▸ What is expected:
Return each line of the material verbatim.
'''
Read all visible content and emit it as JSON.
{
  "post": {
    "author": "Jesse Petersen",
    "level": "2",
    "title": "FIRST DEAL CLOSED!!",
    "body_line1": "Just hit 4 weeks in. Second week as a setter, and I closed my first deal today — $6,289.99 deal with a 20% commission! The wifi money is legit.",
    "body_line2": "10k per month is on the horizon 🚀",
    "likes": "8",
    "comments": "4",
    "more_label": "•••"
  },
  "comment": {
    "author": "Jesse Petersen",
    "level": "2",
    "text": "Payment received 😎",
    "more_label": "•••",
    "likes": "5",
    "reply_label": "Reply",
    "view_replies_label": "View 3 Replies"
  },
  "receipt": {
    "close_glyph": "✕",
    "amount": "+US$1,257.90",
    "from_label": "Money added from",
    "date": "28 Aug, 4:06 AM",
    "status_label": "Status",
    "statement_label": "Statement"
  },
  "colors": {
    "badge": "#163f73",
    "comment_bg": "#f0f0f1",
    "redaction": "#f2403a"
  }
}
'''
▸ Answer for this exercise:
Read all visible content and emit it as JSON.
{
  "post": {
    "author": "Jesse Petersen",
    "level": "2",
    "title": "FIRST DEAL CLOSED!!",
    "body_line1": "Just hit 4 weeks in. Second week as a setter, and I closed my first deal today — $6,289.99 deal with a 20% commission! The wifi money is legit.",
    "body_line2": "10k per month is on the horizon 🚀",
    "likes": "8",
    "comments": "4",
    "more_label": "•••"
  },
  "comment": {
    "author": "Jesse Petersen",
    "level": "2",
    "text": "Payment received 😎",
    "more_label": "•••",
    "likes": "5",
    "reply_label": "Reply",
    "view_replies_label": "View 3 Replies"
  },
  "receipt": {
    "close_glyph": "✕",
    "amount": "+US$1,257.90",
    "from_label": "Money added from",
    "date": "28 Aug, 4:06 AM",
    "status_label": "Status",
    "statement_label": "Statement"
  },
  "colors": {
    "badge": "#163f73",
    "comment_bg": "#f0f0f1",
    "redaction": "#f2403a"
  }
}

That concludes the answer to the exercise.